- leafy plants especially (current guidelines distinguish types of plants by color and starch). Gives the anti-oxidant theory (which seems to be holding up well)
- try not to isolate the seed from the plant. (Kind of like isolating the juice from the fruit.) Eat the whole thing.
- "You are what you eat eats too" - you can't have healthy animal food if you feed the animals a Western Diet. (disgress on Andrew Smith argument -- can't be vegetarian). Attention to soil.
- Pro: wild food, supplements, traditional cuisines (typically nutrient dense and balanced), scepticism about new foods, don't look for "magic" diets, enjoy food.
- Chapter 4: How to Eat
- European food culture: behaviors -
- Pay More, Eat Less - not just trade offs, but actually asserting control of amounts.
- Is save meal prep time a false convenience? economist study using concept of "time cost" of eating. Microwaves reduce that, for example.
- Eat Meals vs. "continuous eating" (some issues here: family units don't characterize your part of the life span at the moment. Ideas?)
- Some things to add to Pollan's list:
- potato chips comparison: Lay's vs. Kettle Brand
Small Group Discussion
- 1. Using the continuum we developed between "Ultra-industrial and Ultra-Organic/Saporific locate some of your favorite foods. Where are they on the scale? Which ones could you imagine "trading up" in cost and quality? Compare with others in the group?
- 2. Recall a time when you or a group of friends or family last made a "big deal" out of eating a meal together? Was that part also satisfying? Why? How do the satisfactions of a meal with others compare to those of eating alone? What do you or might you do to make a "big deal" out of eating alone? Is treating food as sacred going too far?

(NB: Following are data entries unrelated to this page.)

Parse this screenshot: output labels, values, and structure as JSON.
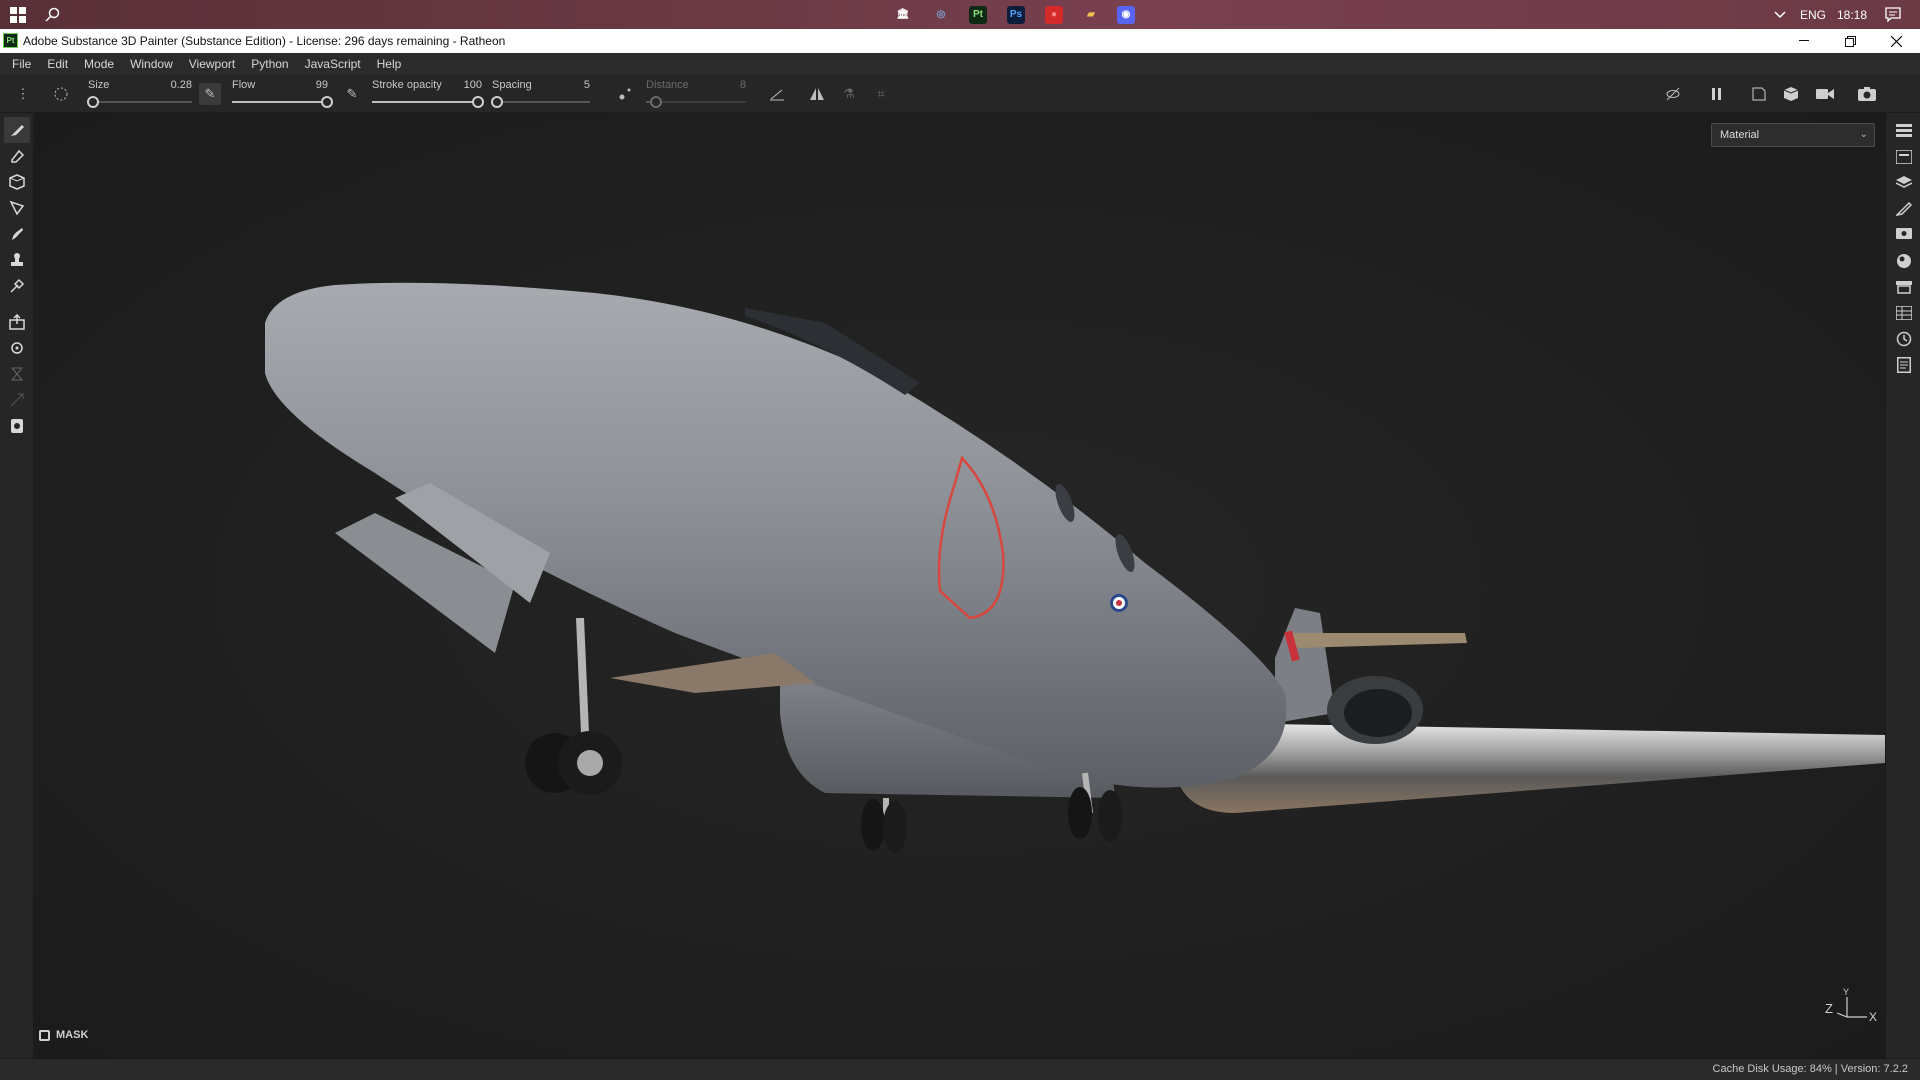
{
  "taskbar": {
    "language": "ENG",
    "time": "18:18",
    "apps": [
      {
        "name": "bank-icon",
        "glyph": "🏛",
        "bg": "transparent",
        "color": "#ffffff"
      },
      {
        "name": "ubisoft-icon",
        "glyph": "◎",
        "bg": "transparent",
        "color": "#7a9fd8"
      },
      {
        "name": "substance-painter-icon",
        "glyph": "Pt",
        "bg": "#0e2a14",
        "color": "#8be07a"
      },
      {
        "name": "photoshop-icon",
        "glyph": "Ps",
        "bg": "#0b1d3a",
        "color": "#4fa3ff"
      },
      {
        "name": "record-icon",
        "glyph": "●",
        "bg": "#d42a2a",
        "color": "#ff8a8a"
      },
      {
        "name": "file-explorer-icon",
        "glyph": "▰",
        "bg": "transparent",
        "color": "#f3c64b"
      },
      {
        "name": "discord-icon",
        "glyph": "◉",
        "bg": "#5865f2",
        "color": "#ffffff"
      }
    ]
  },
  "window": {
    "title": "Adobe Substance 3D Painter (Substance Edition) - License: 296 days remaining - Ratheon",
    "logo": "Pt"
  },
  "menu": [
    "File",
    "Edit",
    "Mode",
    "Window",
    "Viewport",
    "Python",
    "JavaScript",
    "Help"
  ],
  "tool_properties": {
    "size": {
      "label": "Size",
      "value": "0.28",
      "fraction": 0.05
    },
    "flow": {
      "label": "Flow",
      "value": "99",
      "fraction": 0.99
    },
    "stroke_opacity": {
      "label": "Stroke opacity",
      "value": "100",
      "fraction": 1.0
    },
    "spacing": {
      "label": "Spacing",
      "value": "5",
      "fraction": 0.05
    },
    "distance": {
      "label": "Distance",
      "value": "8",
      "fraction": 0.1,
      "enabled": false
    }
  },
  "viewport": {
    "material_select": "Material",
    "mask_label": "MASK",
    "gizmo": {
      "z": "Z",
      "y": "Y",
      "x": "X"
    }
  },
  "statusbar": {
    "text": "Cache Disk Usage:   84% | Version: 7.2.2"
  },
  "colors": {
    "fuselage": "#8c9096",
    "roundel_red": "#c8303a",
    "roundel_blue": "#2a4a8a",
    "outline_red": "#d8473d"
  }
}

- 3. Evaluate Pollan's "Pay more, eat less" advice in the context of our discussions of "food value" and monthly food budgets. Does it make sense?
OCT 25: 12
Ethical Diets #1
Singer and Mason, "What Should We Eat"
- This reading gives you an overview of value oriented questions in diets.
Singer and Mason, "Ch 4, Meat and Milk Factories"
- "Jake" refers to real interview subject. Book framed around several distinct diets of actual people and then journalism and ethics layered in.
- 90% fewer farms producing 103 million pigs, up from 69 million in 1975.
- Pig farms environmental footprint dominated by excrement production. 4x human/day.
- Evidence against sow stalls in EU investigation.
- difficulty sourcing to particular dairy, even specialty brand. Cf. Pure Eire dairy 
- air pollution from dairy and cattle production.
- Beef cows
- Australian ranch: example of "happy meat" -- like "crowd cow"?
- Additional sources:
Fischer, Bob, "Arguments for Consuming Animal Products"
- This article considers the ethical possibilities for arguing either against prohibitions on meat eating or in favor of meat eating.
- "man on the street" intuitions: health, natural, nice, normal. Not very promising starts.
- organization: survey of arguments:
- 1. "ought" or "may" eat meat;
- 2. practices: animal friendly ok; industrial ok; insects, oysters, roadkill, wild animals
- Utilitarians arguments favoring consumption of animal products (or problems with simple utilitarian arguments against meat)
- might focus on hunting or eating a whale (loss of utility of one big animal vs. pleasure of many)
- Rights based arguments